EB: Stanford 35, Washington State 21 — This is not Stanford spoiling the chances of another Pac-12 North foe. The Cardinal are currently favored to win the game and are frankly the more talented team. They need to take care of business in Pullman and that starts with limiting Washington State’s pass-happy offense. Look for Tanner McKee to have a bounce back performance, and Stanford to get a win to rejuvenate their quest for the Pac-12 North crown. 

DS: Stanford 31, Washington State 24 — Despite having identical overall and conference records, Stanford’s resume this season is much more impressive. Last week’s upset over an Oregon State team that has not beaten a team with a winning record has not convinced me that Washington State will overpower the Cardinal. Aside from their win last week, Wazzu has only defeated a weak California team and Portland State, a team with a losing record in Big Sky Conference play.

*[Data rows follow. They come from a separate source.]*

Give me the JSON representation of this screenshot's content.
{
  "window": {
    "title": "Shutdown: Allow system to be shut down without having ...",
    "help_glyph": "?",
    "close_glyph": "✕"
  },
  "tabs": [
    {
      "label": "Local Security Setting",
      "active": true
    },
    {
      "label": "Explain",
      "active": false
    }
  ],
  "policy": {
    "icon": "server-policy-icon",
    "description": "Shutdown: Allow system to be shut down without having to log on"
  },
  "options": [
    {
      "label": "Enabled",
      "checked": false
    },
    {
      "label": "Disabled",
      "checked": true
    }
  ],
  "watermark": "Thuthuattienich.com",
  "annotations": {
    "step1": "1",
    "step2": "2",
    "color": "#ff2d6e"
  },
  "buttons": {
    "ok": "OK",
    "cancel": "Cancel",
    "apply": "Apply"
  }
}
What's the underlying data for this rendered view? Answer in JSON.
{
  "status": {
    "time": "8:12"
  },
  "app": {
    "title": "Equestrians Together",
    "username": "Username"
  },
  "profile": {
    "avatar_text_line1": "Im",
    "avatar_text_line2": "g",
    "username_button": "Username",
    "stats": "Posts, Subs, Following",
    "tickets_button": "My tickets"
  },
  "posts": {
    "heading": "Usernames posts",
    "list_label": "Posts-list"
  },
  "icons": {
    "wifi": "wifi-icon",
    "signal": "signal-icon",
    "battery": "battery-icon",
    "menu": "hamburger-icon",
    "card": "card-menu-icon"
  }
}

Cybele Zhang '22 J.D. '26 is a Senior Staff Writer from Los Angeles. As an undergraduate, she double majored in English Literature with Honors and German Studies and served as Sports Editor — Vol. 255, 257 and 258.Noah Maltzman is a staff writer for the sports section. He is originally from Philadelphia but has lived in the Bay Area since 2015. Noah is a sophomore who plans on majoring within the STEM field. He is a Michigan and Detroit sports fan, despite never living in the state of Michigan. In fact, he initially brought more Michigan paraphernalia to college than Stanford apparel. Contact him at sports 'at' Zafran was the Vol. 262 managing editor for the sports section. Now a senior staff writer, he has previous experience reporting and writing with SFGATE. You can find Zach around campus wearing swim trunks no matter the weather. Follow him on Twitter at @ZachZafran and contact him at sports 'at' Boone is the former managing editor for the sports section, serving for Volumes 262 and 263. He is a senior from Virginia Beach, Virginia, studying communication. You can usually find him chasing after rebounds in Maples Pavilion or recording a podcast with Jibriel Taha. Contact him at eboone24 'at' Silva is a writer for the sports section. He is a junior from Pawtucket, Rhode Island studying computer science and symbolic systems. In his free time, he enjoys watching Executive Editor Tammer Bagdasarian play blackjack. You can find him watching NFL Redzone on Sundays.

Login or create an account